Louis XV’s assumption of personal rule did not change much, as the Duke of Orléans continued to have an overwhelming influence on him. In late 1723, however, the former Regent suddenly died, and his political successor was the Prince of Bourbon, the Leszczyńskis’ dream candidate for Marie’s hand in marriage. It was he who could now influence the royal conjugal future, and he was in a great hurry in this matter, as the lack of a male heir and Louis XV’s infirmity threatened to extinguish the old Bourbon line on the French throne, with the spectre of serving the despised Orléans family becoming a tangible possibility.

Hence the idea of marrying off the King as soon as possible to a mature woman who would quickly provide him with offspring. In the spring of 1724, Louis XV’s engagement to a Spanish Infanta of several years was broken off. The Prince of Bourbon then commissioned Count Charles Fleuriau de Morville, in charge of foreign affairs, to prepare one of the most interesting documents in the sphere of European dynastic politics: a list of potential candidates for a wife for Louis XV.

It was a type of competition, not to say casting, for a wife for the King of France. The list consisted of one hundred princesses. Brief comments on age, religion and origin were written next to each of the candidates. Next, the Royal Council began the selection and first rejected all those princesses who were either too young or too old, of inadequate origin, or politically inconvenient. Marie Leszczyńska did not stand out except for her ideal age, and was rejected in the first selection round along with 83 other ladies.

On 31 March 1725, further candidates were taken into consideration under the guidance of Louis XV. There were no clear favourites, and successive names were being dropped. In the face of indecision, on the initiative of the Prince of Bourbon, his would-be fiancée was again included in the selection. The young king was also offered a portrait of the Polish Princess, commissioned earlier by Madame de Prie, and painted by Pierre Gobert (1662–1744). Louis XV liked the portrait’s charm, and decided to take her as his wife.

Marie Leszczyńska by Louis Tocqué

A grandmother of kings with a dowry in Lorraine

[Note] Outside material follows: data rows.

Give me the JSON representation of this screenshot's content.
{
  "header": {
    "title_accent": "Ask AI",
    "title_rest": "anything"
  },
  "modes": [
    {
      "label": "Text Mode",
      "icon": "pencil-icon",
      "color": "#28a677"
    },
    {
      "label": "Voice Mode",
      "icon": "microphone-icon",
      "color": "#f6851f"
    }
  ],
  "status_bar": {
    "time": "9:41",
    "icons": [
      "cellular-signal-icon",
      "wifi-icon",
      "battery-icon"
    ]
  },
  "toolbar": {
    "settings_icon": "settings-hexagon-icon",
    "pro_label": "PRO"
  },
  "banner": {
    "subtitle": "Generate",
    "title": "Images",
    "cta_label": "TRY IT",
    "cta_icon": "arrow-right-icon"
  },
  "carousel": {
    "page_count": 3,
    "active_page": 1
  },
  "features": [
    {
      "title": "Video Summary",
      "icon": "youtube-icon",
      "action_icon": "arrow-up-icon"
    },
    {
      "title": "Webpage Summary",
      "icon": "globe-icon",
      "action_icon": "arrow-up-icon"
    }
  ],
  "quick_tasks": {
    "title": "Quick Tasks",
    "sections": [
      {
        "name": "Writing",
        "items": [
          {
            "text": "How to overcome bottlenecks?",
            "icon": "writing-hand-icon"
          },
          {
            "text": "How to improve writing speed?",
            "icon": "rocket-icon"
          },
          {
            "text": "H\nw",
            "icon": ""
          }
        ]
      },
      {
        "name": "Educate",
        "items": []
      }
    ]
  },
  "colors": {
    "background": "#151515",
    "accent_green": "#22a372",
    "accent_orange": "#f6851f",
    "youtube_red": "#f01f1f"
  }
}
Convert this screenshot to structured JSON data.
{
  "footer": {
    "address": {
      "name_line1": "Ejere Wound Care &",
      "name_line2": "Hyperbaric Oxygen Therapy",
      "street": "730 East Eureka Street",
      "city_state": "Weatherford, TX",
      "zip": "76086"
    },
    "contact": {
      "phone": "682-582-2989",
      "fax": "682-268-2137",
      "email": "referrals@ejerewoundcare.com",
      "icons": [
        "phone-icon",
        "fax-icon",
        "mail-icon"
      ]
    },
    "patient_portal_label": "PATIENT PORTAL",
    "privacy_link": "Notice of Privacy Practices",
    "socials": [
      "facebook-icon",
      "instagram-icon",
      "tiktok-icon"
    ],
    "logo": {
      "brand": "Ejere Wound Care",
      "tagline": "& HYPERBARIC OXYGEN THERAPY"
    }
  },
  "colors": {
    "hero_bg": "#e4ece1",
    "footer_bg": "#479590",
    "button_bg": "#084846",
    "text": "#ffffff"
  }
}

A few days later, the Prince of Bourbon sent two trusted royal doctors on a secret mission to Wissembourg. They carried out a detailed medical examination of Marie Leszczyńska, stating in their report the excellent state of health of the Polish Princess, and praising the regularity of her female indispositions. There was no doubt that the prime asset of the future Queen were her procreative capabilities. As it later turned out, she was spectacularly successful in this matter. Above all, what we appreciate today in the age of flourishing genetics, not being related to Louis XV, she greatly strengthened the Bourbon dynasty in biological terms. She gave France ten royal children, including two much-anticipated male descendants. She was also the grandmother of Kings Louis XVI, Louis XVIII, and Charles X. Marie Leszczyńska’s maternal achievements strengthened the French superpower, protecting the country from the succession wars plaguing Europe at the time, brought about by the extinction of old monarchical families.

Naturally, the marriage of Louis XV and Marie Leszczyńska was part of the foreign policy of the Bourbon monarchy, providing France with important political capital. Marie brought her father’s claim to the Polish throne as her dowry, owing to which Versailles gained a strong bargaining chip in its eastern policy. This was exploited after the death of August II Wettin, when France aided Stanisław Leszczyński in his struggle for the Polish crown. In 1733, he was elected King of Poland by the nobility for the second time. The unfavourable geopolitical situation, especially the hostile policies of Russia, Prussia and Austria, soon deprived him of power in the Polish-Lithuanian Commonwealth, but, as a result of what is known as the War of the Polish Succession (1733–1735), Leszczyński became Duke of Lorraine. Following his death in 1766, the duchy was inherited by his daughter Marie, who brought it to France as a belated but generous bequest.


Author: Maciej Forycki
Translation: Alicja Rose & Jessica Sirotin